I remember vividly first getting into Black Label Society, it was the days of dial-up internet and CD’s were the go to listening source. I’d heard myself a few tracks, Counterfeit God, Rose Petalled Garden, Spoke In the Wheel and Ain’t Life Grand thanks to the internet, I found myself come the weekend and payday down the record store looking to get myself an Ozzy album I didn’t have but found nothing, I soon found myself browsing other options and came across 1919 Eternal, and I jumped at it. A few listens through at work and brought in his only BLS album, the recently released The Blessed Hellride, and with those two a love was born that has never dwindled. M next purchase would happen to be their debut, Sonic Brew, and despite it being much rougher cut and harsh, it was heavy and chocked full of belters, as well as a few I knew courtesy of what there was of the internet back then.
Well, 20 years on and it’s been taken out the back of the freezer like a mature, well-aged steak. Trimmed, finely cut and served with the finest blended scotch (let’s not forget the cease and desist issued over the original cover!) The production has dropped some of the overly muddy distortion, and it definitely lessens the power in the punch, but it gives more room for clarity previously lost to shine through.

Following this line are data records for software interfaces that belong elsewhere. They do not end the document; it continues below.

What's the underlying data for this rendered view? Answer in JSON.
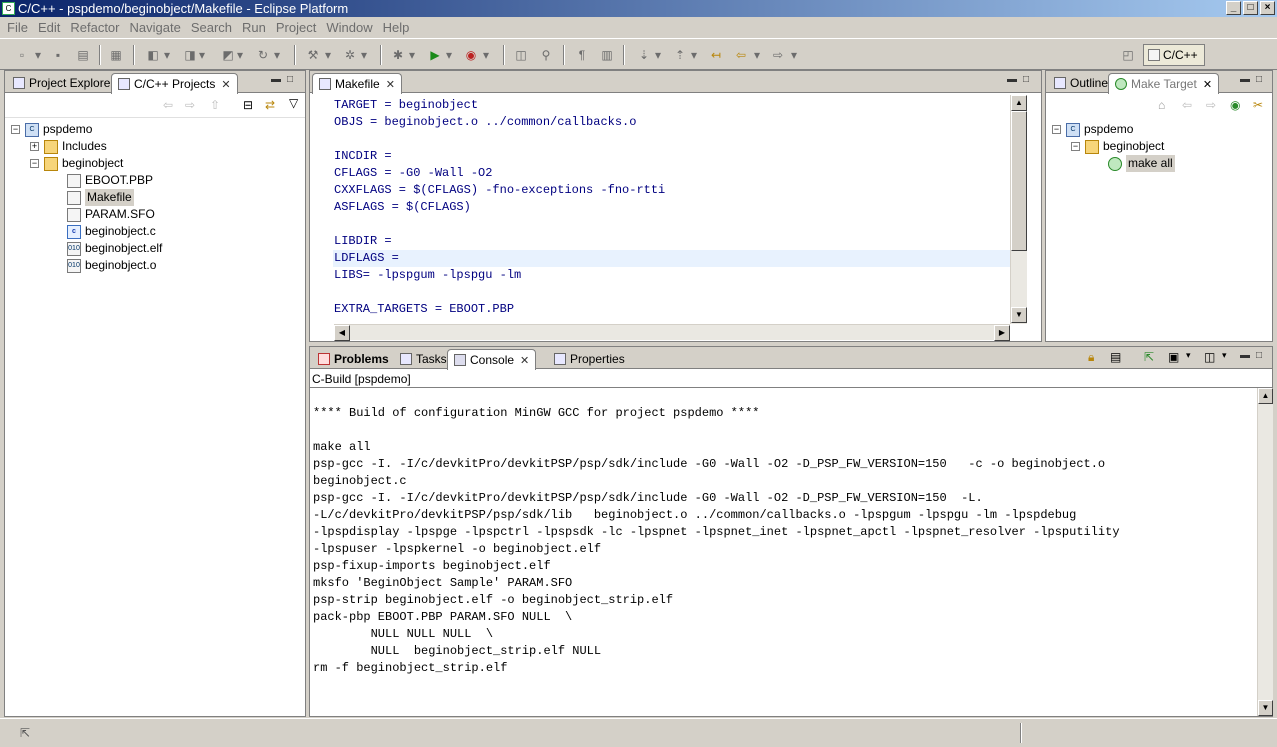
{
  "window": {
    "title": "C/C++ - pspdemo/beginobject/Makefile - Eclipse Platform"
  },
  "menu": [
    "File",
    "Edit",
    "Refactor",
    "Navigate",
    "Search",
    "Run",
    "Project",
    "Window",
    "Help"
  ],
  "perspective": {
    "label": "C/C++"
  },
  "left_panel": {
    "tabs": [
      {
        "label": "Project Explorer"
      },
      {
        "label": "C/C++ Projects"
      }
    ],
    "tree": [
      {
        "label": "pspdemo"
      },
      {
        "label": "Includes"
      },
      {
        "label": "beginobject"
      },
      {
        "label": "EBOOT.PBP"
      },
      {
        "label": "Makefile"
      },
      {
        "label": "PARAM.SFO"
      },
      {
        "label": "beginobject.c"
      },
      {
        "label": "beginobject.elf"
      },
      {
        "label": "beginobject.o"
      }
    ]
  },
  "editor": {
    "tab": "Makefile",
    "lines": [
      "TARGET = beginobject",
      "OBJS = beginobject.o ../common/callbacks.o",
      "",
      "INCDIR =",
      "CFLAGS = -G0 -Wall -O2",
      "CXXFLAGS = $(CFLAGS) -fno-exceptions -fno-rtti",
      "ASFLAGS = $(CFLAGS)",
      "",
      "LIBDIR =",
      "LDFLAGS =",
      "LIBS= -lpspgum -lpspgu -lm",
      "",
      "EXTRA_TARGETS = EBOOT.PBP"
    ]
  },
  "right_panel": {
    "tabs": [
      {
        "label": "Outline"
      },
      {
        "label": "Make Target"
      }
    ],
    "tree": [
      {
        "label": "pspdemo"
      },
      {
        "label": "beginobject"
      },
      {
        "label": "make all"
      }
    ]
  },
  "bottom_panel": {
    "tabs": [
      {
        "label": "Problems"
      },
      {
        "label": "Tasks"
      },
      {
        "label": "Console"
      },
      {
        "label": "Properties"
      }
    ],
    "console_title": "C-Build [pspdemo]",
    "lines": [
      "",
      "**** Build of configuration MinGW GCC for project pspdemo ****",
      "",
      "make all",
      "psp-gcc -I. -I/c/devkitPro/devkitPSP/psp/sdk/include -G0 -Wall -O2 -D_PSP_FW_VERSION=150   -c -o beginobject.o",
      "beginobject.c",
      "psp-gcc -I. -I/c/devkitPro/devkitPSP/psp/sdk/include -G0 -Wall -O2 -D_PSP_FW_VERSION=150  -L.",
      "-L/c/devkitPro/devkitPSP/psp/sdk/lib   beginobject.o ../common/callbacks.o -lpspgum -lpspgu -lm -lpspdebug",
      "-lpspdisplay -lpspge -lpspctrl -lpspsdk -lc -lpspnet -lpspnet_inet -lpspnet_apctl -lpspnet_resolver -lpsputility",
      "-lpspuser -lpspkernel -o beginobject.elf",
      "psp-fixup-imports beginobject.elf",
      "mksfo 'BeginObject Sample' PARAM.SFO",
      "psp-strip beginobject.elf -o beginobject_strip.elf",
      "pack-pbp EBOOT.PBP PARAM.SFO NULL  \\",
      "        NULL NULL NULL  \\",
      "        NULL  beginobject_strip.elf NULL",
      "rm -f beginobject_strip.elf"
    ]
  }
}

There isn’t much new you can say about the album, it definitely revitalizes some classics and is a fantastic hark back to the beginnings, far more appetizing a listen and attraction for those that found or became fans of BLS post-Mafia era. Having a listen to the original release then the 20th anniversary really shows the development of Zakk in production, the seriousness and warpath like stance of the old days has changed into a more laid back, enjoy what you do and have a laugh vibe, clearly so in the video for ‘Bored to Tears’ (originally one of three singles from the debut). It also shows the delicacy of the softer side with cut back versions with an acoustic version of ‘Black Pearl’ and of the already acoustic, and first BLS song written, ‘Spoke in the Wheel’.

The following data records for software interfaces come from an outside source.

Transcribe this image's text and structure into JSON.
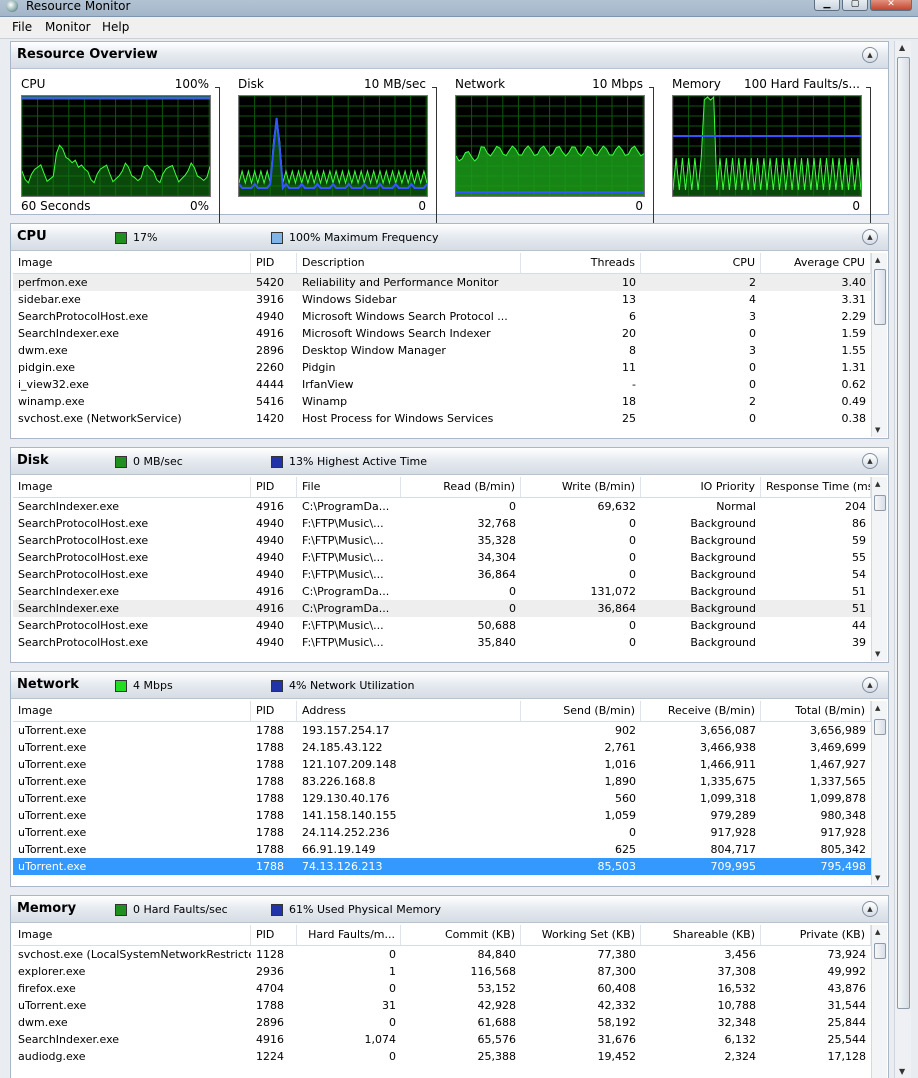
{
  "window": {
    "title": "Resource Monitor"
  },
  "menu": [
    "File",
    "Monitor",
    "Help"
  ],
  "overview": {
    "title": "Resource Overview",
    "graphs": [
      {
        "name": "CPU",
        "max": "100%",
        "foot_left": "60 Seconds",
        "foot_right": "0%"
      },
      {
        "name": "Disk",
        "max": "10 MB/sec",
        "foot_left": "",
        "foot_right": "0"
      },
      {
        "name": "Network",
        "max": "10 Mbps",
        "foot_left": "",
        "foot_right": "0"
      },
      {
        "name": "Memory",
        "max": "100 Hard Faults/s...",
        "foot_left": "",
        "foot_right": "0"
      }
    ]
  },
  "colors": {
    "green_swatch": "#1f8f1f",
    "bright_green_swatch": "#22dd22",
    "blue_swatch": "#2233aa",
    "light_blue_swatch": "#7fb4e8",
    "selection": "#3399ff"
  },
  "cpu": {
    "title": "CPU",
    "legend1": "17%",
    "legend2": "100% Maximum Frequency",
    "columns": [
      "Image",
      "PID",
      "Description",
      "Threads",
      "CPU",
      "Average CPU"
    ],
    "rows": [
      [
        "perfmon.exe",
        "5420",
        "Reliability and Performance Monitor",
        "10",
        "2",
        "3.40"
      ],
      [
        "sidebar.exe",
        "3916",
        "Windows Sidebar",
        "13",
        "4",
        "3.31"
      ],
      [
        "SearchProtocolHost.exe",
        "4940",
        "Microsoft Windows Search Protocol ...",
        "6",
        "3",
        "2.29"
      ],
      [
        "SearchIndexer.exe",
        "4916",
        "Microsoft Windows Search Indexer",
        "20",
        "0",
        "1.59"
      ],
      [
        "dwm.exe",
        "2896",
        "Desktop Window Manager",
        "8",
        "3",
        "1.55"
      ],
      [
        "pidgin.exe",
        "2260",
        "Pidgin",
        "11",
        "0",
        "1.31"
      ],
      [
        "i_view32.exe",
        "4444",
        "IrfanView",
        "-",
        "0",
        "0.62"
      ],
      [
        "winamp.exe",
        "5416",
        "Winamp",
        "18",
        "2",
        "0.49"
      ],
      [
        "svchost.exe (NetworkService)",
        "1420",
        "Host Process for Windows Services",
        "25",
        "0",
        "0.38"
      ]
    ]
  },
  "disk": {
    "title": "Disk",
    "legend1": "0 MB/sec",
    "legend2": "13% Highest Active Time",
    "columns": [
      "Image",
      "PID",
      "File",
      "Read (B/min)",
      "Write (B/min)",
      "IO Priority",
      "Response Time (ms)"
    ],
    "rows": [
      [
        "SearchIndexer.exe",
        "4916",
        "C:\\ProgramDa...",
        "0",
        "69,632",
        "Normal",
        "204"
      ],
      [
        "SearchProtocolHost.exe",
        "4940",
        "F:\\FTP\\Music\\...",
        "32,768",
        "0",
        "Background",
        "86"
      ],
      [
        "SearchProtocolHost.exe",
        "4940",
        "F:\\FTP\\Music\\...",
        "35,328",
        "0",
        "Background",
        "59"
      ],
      [
        "SearchProtocolHost.exe",
        "4940",
        "F:\\FTP\\Music\\...",
        "34,304",
        "0",
        "Background",
        "55"
      ],
      [
        "SearchProtocolHost.exe",
        "4940",
        "F:\\FTP\\Music\\...",
        "36,864",
        "0",
        "Background",
        "54"
      ],
      [
        "SearchIndexer.exe",
        "4916",
        "C:\\ProgramDa...",
        "0",
        "131,072",
        "Background",
        "51"
      ],
      [
        "SearchIndexer.exe",
        "4916",
        "C:\\ProgramDa...",
        "0",
        "36,864",
        "Background",
        "51"
      ],
      [
        "SearchProtocolHost.exe",
        "4940",
        "F:\\FTP\\Music\\...",
        "50,688",
        "0",
        "Background",
        "44"
      ],
      [
        "SearchProtocolHost.exe",
        "4940",
        "F:\\FTP\\Music\\...",
        "35,840",
        "0",
        "Background",
        "39"
      ]
    ]
  },
  "network": {
    "title": "Network",
    "legend1": "4 Mbps",
    "legend2": "4% Network Utilization",
    "columns": [
      "Image",
      "PID",
      "Address",
      "Send (B/min)",
      "Receive (B/min)",
      "Total (B/min)"
    ],
    "rows": [
      [
        "uTorrent.exe",
        "1788",
        "193.157.254.17",
        "902",
        "3,656,087",
        "3,656,989"
      ],
      [
        "uTorrent.exe",
        "1788",
        "24.185.43.122",
        "2,761",
        "3,466,938",
        "3,469,699"
      ],
      [
        "uTorrent.exe",
        "1788",
        "121.107.209.148",
        "1,016",
        "1,466,911",
        "1,467,927"
      ],
      [
        "uTorrent.exe",
        "1788",
        "83.226.168.8",
        "1,890",
        "1,335,675",
        "1,337,565"
      ],
      [
        "uTorrent.exe",
        "1788",
        "129.130.40.176",
        "560",
        "1,099,318",
        "1,099,878"
      ],
      [
        "uTorrent.exe",
        "1788",
        "141.158.140.155",
        "1,059",
        "979,289",
        "980,348"
      ],
      [
        "uTorrent.exe",
        "1788",
        "24.114.252.236",
        "0",
        "917,928",
        "917,928"
      ],
      [
        "uTorrent.exe",
        "1788",
        "66.91.19.149",
        "625",
        "804,717",
        "805,342"
      ],
      [
        "uTorrent.exe",
        "1788",
        "74.13.126.213",
        "85,503",
        "709,995",
        "795,498"
      ]
    ]
  },
  "memory": {
    "title": "Memory",
    "legend1": "0 Hard Faults/sec",
    "legend2": "61% Used Physical Memory",
    "columns": [
      "Image",
      "PID",
      "Hard Faults/m...",
      "Commit (KB)",
      "Working Set (KB)",
      "Shareable (KB)",
      "Private (KB)"
    ],
    "rows": [
      [
        "svchost.exe (LocalSystemNetworkRestricted)",
        "1128",
        "0",
        "84,840",
        "77,380",
        "3,456",
        "73,924"
      ],
      [
        "explorer.exe",
        "2936",
        "1",
        "116,568",
        "87,300",
        "37,308",
        "49,992"
      ],
      [
        "firefox.exe",
        "4704",
        "0",
        "53,152",
        "60,408",
        "16,532",
        "43,876"
      ],
      [
        "uTorrent.exe",
        "1788",
        "31",
        "42,928",
        "42,332",
        "10,788",
        "31,544"
      ],
      [
        "dwm.exe",
        "2896",
        "0",
        "61,688",
        "58,192",
        "32,348",
        "25,844"
      ],
      [
        "SearchIndexer.exe",
        "4916",
        "1,074",
        "65,576",
        "31,676",
        "6,132",
        "25,544"
      ],
      [
        "audiodg.exe",
        "1224",
        "0",
        "25,388",
        "19,452",
        "2,324",
        "17,128"
      ]
    ]
  }
}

Sonic Brew 5.99-5.19 shows that sobriety hasn’t changed any of the memory of what he set out to do with Black Label, and it feels like a fond look back from the man himself, although not soaked in beer and whisky anymore and more fuelled by Valhalla Java Coffee, it still rocks just as fine as the days it first spun in my Hi-Fi, and I love the smell of its roast all the same.